      Trans studies scholars have provided analysis of how racialized gender norms are administered in spaces of concentrated state violence in the contemporary United States. Across the country, the spaces where people of color and poor people are concentrated for surveillance, punishment, targeted abandonment, and premature death--shelters, foster care and juvenile punishment group homes, psychiatric facilities, immigration prisons, jails, and the like--are sex-segregated, rigidly enforcing notions of gender binarism. The enforcement of racialized gender norms in these spaces operates through coercion and violence overseen by state agents, including law enforcement and social service providers. The violence in these spaces includes identity documentation and surveillance, dress regulations, strip searches, sexual assault, forced prostitution, family dissolution, verbal harassment, medical neglect, murder, and other contributors to early death. Sex segregation is a key component of racialized social control, and these institutions focus enormous energy on classifying, policing, harming, and disappearing people who occupy and exceed the borderlands of gender legibility and sexual normalcy.

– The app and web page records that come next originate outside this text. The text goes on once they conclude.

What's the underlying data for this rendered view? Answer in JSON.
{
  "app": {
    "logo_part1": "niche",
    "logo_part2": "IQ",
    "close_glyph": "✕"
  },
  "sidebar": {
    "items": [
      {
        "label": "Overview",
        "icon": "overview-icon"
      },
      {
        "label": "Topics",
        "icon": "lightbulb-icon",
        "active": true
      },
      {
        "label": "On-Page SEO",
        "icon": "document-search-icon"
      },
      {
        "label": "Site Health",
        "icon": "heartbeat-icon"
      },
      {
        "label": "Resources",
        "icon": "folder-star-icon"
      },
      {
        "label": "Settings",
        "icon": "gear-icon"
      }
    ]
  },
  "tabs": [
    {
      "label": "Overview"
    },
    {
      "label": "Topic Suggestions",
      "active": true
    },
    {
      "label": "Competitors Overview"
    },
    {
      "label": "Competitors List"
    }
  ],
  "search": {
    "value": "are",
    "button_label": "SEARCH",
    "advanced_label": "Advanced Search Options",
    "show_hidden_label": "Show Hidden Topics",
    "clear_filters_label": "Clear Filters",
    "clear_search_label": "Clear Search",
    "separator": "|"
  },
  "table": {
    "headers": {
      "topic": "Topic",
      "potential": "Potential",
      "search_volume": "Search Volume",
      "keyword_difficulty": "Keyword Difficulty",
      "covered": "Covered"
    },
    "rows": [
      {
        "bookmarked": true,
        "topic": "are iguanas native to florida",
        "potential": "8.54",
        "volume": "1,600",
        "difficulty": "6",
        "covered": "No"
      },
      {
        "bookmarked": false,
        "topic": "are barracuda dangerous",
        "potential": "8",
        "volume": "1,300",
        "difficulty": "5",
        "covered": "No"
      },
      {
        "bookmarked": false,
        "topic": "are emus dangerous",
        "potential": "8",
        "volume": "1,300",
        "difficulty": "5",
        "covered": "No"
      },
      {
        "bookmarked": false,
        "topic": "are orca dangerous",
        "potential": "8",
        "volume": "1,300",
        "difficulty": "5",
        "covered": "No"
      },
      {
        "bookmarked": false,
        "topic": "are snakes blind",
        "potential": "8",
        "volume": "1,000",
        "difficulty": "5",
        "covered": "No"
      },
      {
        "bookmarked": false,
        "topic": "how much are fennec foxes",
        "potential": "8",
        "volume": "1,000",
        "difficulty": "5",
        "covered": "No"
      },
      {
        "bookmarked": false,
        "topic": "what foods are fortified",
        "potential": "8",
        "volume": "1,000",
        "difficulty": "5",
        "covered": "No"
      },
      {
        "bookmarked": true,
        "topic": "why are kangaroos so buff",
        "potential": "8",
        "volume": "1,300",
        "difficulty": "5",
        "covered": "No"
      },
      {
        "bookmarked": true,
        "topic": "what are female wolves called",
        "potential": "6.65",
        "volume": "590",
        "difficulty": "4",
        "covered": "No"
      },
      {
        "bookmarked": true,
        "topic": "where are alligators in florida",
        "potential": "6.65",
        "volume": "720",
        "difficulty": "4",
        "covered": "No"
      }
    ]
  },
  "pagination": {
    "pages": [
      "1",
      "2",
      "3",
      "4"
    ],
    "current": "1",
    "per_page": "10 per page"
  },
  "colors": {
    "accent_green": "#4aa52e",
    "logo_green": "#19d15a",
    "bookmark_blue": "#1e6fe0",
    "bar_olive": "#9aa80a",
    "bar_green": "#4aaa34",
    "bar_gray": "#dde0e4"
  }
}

The insights provided by indigenous studies, women of color feminist scholarship, critical race theory, trans studies, and other intellectual traditions help ground an understanding of racialized gender norms as foundational, rather than incidental, to US legal systems and institutions.